Mature athletes going the distance
Baby boomers are putting sprightly 20-somethings to shame in gruelling endurance races.
Whether it be a mid-life crisis or lowering cholesterol, the over-50s are taking on multisports in force and, with the wisdom of age, they have the stamina to get over the finish line in good time.
Among them is 54-year-old electrician Paul Howells, who takes on the Taupo Ironman next year, when he will swim 3.8 kilometres and bike 180km before completing a 42.2km marathon.
Howells and his wife, Leigh Davidson, 52, have an active sporting social circle and even plan holidays around races, competing in the 2010 Round Raro race in Rarotonga.
It has taken Howells almost 15 years to build up to the Ironman, since his first half-marathon in Buller.
Howells said that race took three hours to run and it nearly killed him.
But now he and Davidson are fitter than most 20-year- olds.
Howells said a lot of middle-aged people took up triathlon and multisport because cross training was more forgiving on the body than pure running.
After a lifetime of hard work, they have money to spend on equipment and entering events, and empty- nesters have more spare time for training.
"It's great. You're fitter and you have more money to spend," Howells said.
Richard Greer, managing director of Complete Performance endurance training company, said those 50-plus were "out there in numbers".
He chalks it up to that generation finally having the time and the money to pursue their goals.
"I have young children and I have not got the time to do long bike rides and runs," he said.
"You do need a lot of money to do it, from a logistics and equipment point of view."
A case in point was the Coast to Coast, which was known in endurance circles as "the mid-life crisis race", Greer said.
This year almost 20 competitors in the mammoth Coast to Coast Longest Day event, which traverses the South Island in one day, were aged over 50.
Another 35 over-50s took part in the classic two-day event.
Unlike many sports, gruelling endurance distances draw on mental dexterity and grit, which baby boomers have in droves.
"We have got the stamina," Howells said.
"Young guys might be fit, but they go fast and burn out."
Canterbury Triathlon Club president Dorothy McPhail agreed that the older generations perform well in endurance sports.
"People, as they get older, have more endurance ability," McPhail said.
As part of Howells' Ironman training the couple recently competed as a team in the half-distance at the Cairns Ironman.
Howells swam 1.9 km in 39 minutes and biked 90km in under four hours, and Davidson then ran 21.1km in 2 1/2 hours, slower than usual due to heat and injury.

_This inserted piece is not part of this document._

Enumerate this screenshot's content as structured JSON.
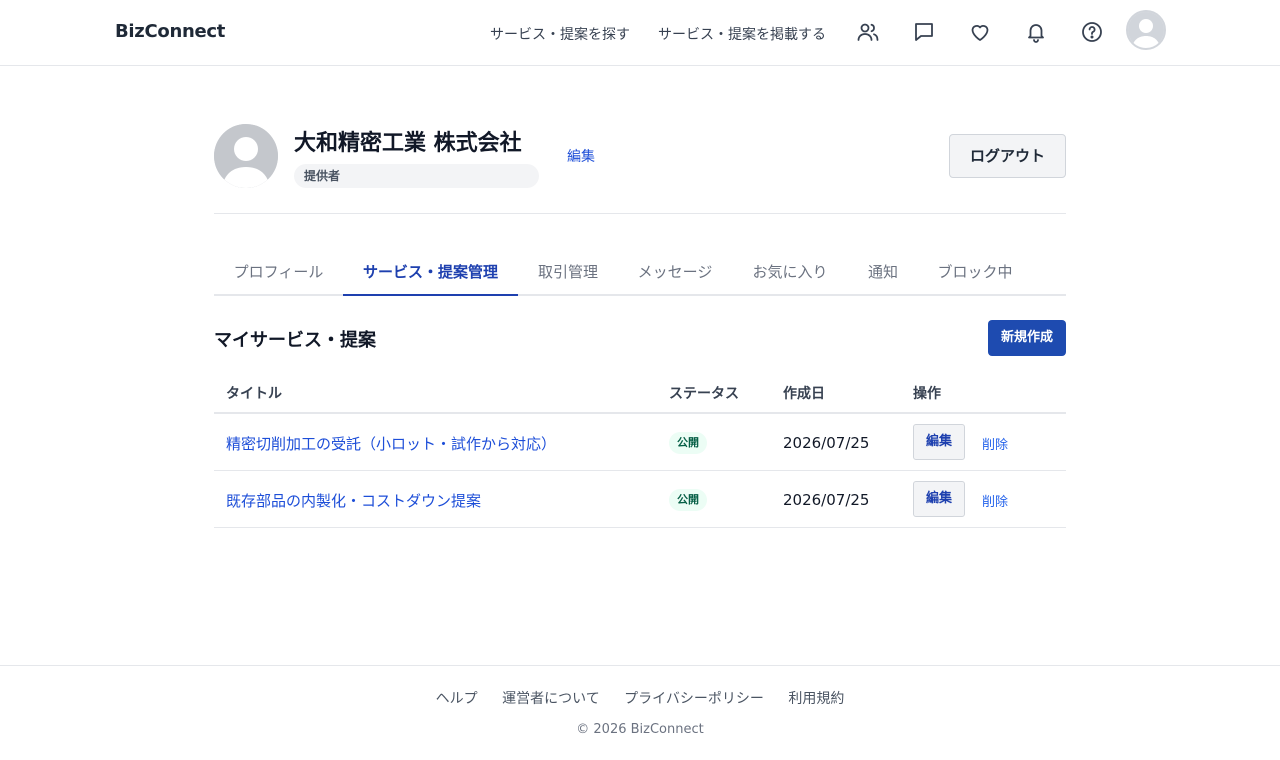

The experience reminded the pair why they love triathlon, Davidson said.
"You get treated like an elite [athlete] and you get to run the same track as them. What other sport allows you to do that?"